**What is required**
When a line of the entries below contains "this", it counts once; state how many such lines there are and nothing else.

[Items from a dataset]
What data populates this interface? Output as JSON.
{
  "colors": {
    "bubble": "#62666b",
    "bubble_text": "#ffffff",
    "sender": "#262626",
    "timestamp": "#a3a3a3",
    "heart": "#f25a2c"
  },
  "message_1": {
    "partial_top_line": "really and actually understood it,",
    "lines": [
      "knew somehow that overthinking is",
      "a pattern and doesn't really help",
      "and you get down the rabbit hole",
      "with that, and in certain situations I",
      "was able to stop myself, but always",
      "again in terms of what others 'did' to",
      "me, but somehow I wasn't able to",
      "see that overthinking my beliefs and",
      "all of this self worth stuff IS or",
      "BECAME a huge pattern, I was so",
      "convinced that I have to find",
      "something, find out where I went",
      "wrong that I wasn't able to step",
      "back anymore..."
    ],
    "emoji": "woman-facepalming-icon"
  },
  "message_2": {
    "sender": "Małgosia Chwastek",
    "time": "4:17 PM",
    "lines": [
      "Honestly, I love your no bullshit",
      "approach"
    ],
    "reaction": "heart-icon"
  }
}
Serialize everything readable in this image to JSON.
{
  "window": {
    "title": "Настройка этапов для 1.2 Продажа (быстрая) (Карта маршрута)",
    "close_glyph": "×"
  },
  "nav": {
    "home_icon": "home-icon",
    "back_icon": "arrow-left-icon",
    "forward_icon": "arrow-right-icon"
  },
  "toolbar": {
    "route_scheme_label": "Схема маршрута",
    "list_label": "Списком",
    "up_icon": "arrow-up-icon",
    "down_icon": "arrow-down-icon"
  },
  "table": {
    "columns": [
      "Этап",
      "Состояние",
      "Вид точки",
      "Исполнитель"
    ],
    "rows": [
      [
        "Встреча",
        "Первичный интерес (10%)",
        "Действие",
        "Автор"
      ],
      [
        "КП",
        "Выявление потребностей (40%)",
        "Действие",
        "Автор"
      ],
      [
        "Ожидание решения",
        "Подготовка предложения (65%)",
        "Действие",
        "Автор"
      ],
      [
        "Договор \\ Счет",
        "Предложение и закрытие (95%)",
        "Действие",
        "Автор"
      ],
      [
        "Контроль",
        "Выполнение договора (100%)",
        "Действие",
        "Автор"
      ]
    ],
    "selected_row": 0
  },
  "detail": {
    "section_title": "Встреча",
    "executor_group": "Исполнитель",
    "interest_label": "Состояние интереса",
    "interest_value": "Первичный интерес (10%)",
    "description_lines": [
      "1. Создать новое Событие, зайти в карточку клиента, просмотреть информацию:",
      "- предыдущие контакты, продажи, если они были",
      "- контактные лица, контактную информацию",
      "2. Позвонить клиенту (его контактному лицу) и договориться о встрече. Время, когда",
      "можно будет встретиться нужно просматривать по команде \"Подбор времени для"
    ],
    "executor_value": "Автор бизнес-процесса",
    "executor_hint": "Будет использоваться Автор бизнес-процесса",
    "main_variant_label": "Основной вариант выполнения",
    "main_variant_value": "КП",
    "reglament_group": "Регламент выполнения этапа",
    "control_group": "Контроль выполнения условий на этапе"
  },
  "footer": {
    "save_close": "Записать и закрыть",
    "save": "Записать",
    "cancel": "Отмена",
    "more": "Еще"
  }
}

**Task output**
3